• [WHAT IS EXPECTED]:
Copy each line below holding "kind".

#### GIVEN DATA

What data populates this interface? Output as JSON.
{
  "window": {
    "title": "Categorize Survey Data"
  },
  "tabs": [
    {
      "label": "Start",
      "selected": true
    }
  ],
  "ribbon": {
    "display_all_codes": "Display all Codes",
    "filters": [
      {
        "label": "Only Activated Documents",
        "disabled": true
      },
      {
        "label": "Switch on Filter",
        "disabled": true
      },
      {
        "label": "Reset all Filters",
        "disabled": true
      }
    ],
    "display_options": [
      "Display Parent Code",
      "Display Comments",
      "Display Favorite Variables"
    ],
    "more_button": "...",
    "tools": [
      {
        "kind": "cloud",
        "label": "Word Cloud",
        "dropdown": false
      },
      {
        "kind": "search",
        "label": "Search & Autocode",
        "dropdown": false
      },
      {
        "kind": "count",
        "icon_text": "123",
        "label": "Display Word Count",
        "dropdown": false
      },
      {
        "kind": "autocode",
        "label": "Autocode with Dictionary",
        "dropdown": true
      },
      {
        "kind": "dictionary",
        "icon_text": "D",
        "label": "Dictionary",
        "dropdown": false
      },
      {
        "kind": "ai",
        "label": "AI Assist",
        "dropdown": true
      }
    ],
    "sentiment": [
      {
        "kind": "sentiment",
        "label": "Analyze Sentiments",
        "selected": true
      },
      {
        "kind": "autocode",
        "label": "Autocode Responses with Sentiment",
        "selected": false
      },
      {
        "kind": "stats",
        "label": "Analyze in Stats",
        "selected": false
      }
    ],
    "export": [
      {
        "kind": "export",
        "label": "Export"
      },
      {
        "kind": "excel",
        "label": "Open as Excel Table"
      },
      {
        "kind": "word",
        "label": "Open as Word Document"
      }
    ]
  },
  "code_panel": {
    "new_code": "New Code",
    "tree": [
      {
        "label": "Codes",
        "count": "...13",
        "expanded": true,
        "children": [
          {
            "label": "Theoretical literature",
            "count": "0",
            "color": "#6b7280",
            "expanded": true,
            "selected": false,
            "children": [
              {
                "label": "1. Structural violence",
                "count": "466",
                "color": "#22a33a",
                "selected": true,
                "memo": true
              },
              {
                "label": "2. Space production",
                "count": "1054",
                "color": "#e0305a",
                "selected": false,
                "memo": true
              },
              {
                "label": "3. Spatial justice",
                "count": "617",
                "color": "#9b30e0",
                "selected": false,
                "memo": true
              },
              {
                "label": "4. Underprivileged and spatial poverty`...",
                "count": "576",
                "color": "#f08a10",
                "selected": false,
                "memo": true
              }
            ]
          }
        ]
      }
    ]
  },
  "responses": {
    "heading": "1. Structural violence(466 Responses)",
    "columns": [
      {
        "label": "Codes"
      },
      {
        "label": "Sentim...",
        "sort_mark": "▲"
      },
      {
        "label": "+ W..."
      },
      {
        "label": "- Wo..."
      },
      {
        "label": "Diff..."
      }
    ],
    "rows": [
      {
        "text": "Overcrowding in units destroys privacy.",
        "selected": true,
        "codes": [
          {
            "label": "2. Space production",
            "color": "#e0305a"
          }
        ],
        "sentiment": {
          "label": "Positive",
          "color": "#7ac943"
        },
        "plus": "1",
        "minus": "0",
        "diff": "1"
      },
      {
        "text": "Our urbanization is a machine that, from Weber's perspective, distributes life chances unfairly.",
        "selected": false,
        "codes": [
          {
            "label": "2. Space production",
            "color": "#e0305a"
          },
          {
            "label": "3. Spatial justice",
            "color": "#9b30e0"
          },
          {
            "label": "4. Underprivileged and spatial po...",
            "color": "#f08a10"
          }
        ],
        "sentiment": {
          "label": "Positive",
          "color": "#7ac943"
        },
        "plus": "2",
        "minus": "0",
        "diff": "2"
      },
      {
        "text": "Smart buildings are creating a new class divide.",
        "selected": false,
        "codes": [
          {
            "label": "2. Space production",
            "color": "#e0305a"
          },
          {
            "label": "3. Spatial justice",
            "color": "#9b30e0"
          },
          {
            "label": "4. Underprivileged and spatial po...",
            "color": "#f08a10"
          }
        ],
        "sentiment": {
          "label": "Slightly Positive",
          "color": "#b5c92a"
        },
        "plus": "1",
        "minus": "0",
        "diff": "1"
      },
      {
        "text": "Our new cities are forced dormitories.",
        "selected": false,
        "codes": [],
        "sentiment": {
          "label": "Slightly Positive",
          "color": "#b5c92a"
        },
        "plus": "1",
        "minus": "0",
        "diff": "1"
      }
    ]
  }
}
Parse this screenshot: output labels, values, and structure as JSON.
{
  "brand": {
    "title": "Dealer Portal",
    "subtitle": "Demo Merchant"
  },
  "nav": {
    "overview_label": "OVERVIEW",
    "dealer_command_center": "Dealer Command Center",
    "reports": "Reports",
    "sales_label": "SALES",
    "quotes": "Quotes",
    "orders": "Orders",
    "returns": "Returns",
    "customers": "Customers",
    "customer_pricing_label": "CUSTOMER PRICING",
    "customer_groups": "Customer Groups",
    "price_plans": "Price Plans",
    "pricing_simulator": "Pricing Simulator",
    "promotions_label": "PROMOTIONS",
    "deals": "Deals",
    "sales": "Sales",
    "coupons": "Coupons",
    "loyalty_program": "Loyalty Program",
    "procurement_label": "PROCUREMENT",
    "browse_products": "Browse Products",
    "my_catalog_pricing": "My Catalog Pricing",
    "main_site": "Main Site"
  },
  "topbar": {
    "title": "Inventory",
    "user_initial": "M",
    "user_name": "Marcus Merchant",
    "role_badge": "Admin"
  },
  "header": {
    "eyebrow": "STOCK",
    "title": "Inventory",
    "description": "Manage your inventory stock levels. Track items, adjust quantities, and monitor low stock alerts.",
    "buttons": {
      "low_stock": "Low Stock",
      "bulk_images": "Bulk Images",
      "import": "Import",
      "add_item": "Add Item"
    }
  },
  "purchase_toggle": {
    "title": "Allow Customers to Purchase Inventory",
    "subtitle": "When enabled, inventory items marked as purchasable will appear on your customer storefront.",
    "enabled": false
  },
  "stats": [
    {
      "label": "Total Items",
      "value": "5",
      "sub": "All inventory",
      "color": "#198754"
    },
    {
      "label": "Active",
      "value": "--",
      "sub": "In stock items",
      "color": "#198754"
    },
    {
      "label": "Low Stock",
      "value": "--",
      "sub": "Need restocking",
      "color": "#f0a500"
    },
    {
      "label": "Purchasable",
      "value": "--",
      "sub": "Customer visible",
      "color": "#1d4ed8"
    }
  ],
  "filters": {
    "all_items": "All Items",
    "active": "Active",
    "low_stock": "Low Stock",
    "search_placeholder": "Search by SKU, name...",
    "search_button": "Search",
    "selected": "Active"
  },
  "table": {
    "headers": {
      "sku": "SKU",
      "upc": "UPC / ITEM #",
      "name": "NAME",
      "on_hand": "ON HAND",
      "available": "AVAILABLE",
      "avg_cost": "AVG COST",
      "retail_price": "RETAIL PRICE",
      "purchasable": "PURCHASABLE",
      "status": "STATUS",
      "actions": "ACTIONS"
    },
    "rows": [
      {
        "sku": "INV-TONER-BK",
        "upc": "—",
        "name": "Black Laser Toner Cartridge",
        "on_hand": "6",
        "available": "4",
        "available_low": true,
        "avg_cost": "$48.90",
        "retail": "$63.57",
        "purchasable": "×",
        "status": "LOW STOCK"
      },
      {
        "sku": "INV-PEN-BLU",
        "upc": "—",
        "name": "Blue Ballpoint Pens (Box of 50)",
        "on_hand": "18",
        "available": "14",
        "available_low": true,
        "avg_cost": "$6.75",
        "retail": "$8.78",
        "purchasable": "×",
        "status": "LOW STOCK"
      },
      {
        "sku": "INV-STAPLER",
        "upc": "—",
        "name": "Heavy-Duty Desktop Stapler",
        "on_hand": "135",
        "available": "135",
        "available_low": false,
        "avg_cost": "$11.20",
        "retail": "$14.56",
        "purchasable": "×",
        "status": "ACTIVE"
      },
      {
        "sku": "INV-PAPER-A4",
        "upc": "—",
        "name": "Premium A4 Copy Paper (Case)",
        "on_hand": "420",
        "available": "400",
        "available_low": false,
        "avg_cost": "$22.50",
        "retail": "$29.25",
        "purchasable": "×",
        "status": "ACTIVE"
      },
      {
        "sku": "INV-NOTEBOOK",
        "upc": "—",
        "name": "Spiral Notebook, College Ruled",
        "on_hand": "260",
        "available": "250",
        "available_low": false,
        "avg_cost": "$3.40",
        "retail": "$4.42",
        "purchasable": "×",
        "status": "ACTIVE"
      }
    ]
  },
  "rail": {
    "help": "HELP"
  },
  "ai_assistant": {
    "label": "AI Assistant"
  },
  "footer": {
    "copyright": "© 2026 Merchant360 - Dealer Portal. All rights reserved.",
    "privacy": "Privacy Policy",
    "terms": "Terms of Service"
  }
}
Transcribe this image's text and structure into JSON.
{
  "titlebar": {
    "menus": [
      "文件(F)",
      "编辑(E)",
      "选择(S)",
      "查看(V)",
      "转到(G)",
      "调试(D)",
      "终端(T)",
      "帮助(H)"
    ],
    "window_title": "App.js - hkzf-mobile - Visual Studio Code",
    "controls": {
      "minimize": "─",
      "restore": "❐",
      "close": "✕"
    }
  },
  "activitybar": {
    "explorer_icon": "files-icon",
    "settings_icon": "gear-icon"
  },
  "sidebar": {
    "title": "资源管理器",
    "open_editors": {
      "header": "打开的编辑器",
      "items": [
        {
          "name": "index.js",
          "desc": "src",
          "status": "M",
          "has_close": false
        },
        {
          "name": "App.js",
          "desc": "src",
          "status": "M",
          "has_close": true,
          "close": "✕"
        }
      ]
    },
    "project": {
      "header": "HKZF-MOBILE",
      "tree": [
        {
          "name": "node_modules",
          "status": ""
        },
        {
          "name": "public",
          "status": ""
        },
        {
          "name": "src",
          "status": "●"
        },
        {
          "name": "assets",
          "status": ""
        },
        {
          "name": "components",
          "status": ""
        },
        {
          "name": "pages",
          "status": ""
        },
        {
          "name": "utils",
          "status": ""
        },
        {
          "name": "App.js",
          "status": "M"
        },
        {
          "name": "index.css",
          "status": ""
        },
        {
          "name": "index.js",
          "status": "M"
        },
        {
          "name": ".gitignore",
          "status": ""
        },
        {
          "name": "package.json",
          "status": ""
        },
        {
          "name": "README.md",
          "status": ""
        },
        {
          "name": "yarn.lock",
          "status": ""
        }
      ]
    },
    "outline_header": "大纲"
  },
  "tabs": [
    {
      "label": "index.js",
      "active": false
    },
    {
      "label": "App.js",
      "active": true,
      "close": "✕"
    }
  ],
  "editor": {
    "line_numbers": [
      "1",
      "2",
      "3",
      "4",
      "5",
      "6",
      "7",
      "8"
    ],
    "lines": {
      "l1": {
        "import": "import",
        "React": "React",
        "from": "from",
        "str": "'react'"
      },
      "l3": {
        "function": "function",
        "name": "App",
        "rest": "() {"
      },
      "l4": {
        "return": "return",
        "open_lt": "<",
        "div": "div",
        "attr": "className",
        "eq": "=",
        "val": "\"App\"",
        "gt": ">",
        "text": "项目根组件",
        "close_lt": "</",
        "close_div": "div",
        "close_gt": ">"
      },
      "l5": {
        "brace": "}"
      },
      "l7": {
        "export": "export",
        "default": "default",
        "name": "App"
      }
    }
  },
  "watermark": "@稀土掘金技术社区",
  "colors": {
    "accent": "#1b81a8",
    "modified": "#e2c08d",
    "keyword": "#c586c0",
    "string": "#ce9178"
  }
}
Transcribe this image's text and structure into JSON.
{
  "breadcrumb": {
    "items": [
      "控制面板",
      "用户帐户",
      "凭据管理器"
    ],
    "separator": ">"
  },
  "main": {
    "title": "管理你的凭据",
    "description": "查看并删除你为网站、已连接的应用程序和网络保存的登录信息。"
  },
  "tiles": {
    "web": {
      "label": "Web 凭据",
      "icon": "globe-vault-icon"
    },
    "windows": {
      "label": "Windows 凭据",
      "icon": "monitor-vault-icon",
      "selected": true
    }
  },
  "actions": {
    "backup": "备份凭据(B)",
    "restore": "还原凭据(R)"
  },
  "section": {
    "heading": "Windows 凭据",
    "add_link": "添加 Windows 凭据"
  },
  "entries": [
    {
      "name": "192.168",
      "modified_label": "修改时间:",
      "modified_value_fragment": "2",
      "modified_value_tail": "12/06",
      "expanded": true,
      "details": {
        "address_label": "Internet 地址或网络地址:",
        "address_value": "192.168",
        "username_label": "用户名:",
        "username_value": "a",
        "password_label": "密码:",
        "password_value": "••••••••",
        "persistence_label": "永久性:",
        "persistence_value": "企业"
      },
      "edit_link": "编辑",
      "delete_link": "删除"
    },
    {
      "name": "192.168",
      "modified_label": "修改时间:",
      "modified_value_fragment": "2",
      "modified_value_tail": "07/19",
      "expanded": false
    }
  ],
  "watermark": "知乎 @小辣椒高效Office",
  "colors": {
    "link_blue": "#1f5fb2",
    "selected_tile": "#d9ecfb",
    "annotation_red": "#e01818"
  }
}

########

• [RESPONSE BELOW]:
        "kind": "cloud",
        "kind": "search",
        "kind": "count",
        "kind": "autocode",
        "kind": "dictionary",
        "kind": "ai",
        "kind": "sentiment",
        "kind": "autocode",
        "kind": "stats",
        "kind": "export",
        "kind": "excel",
        "kind": "word",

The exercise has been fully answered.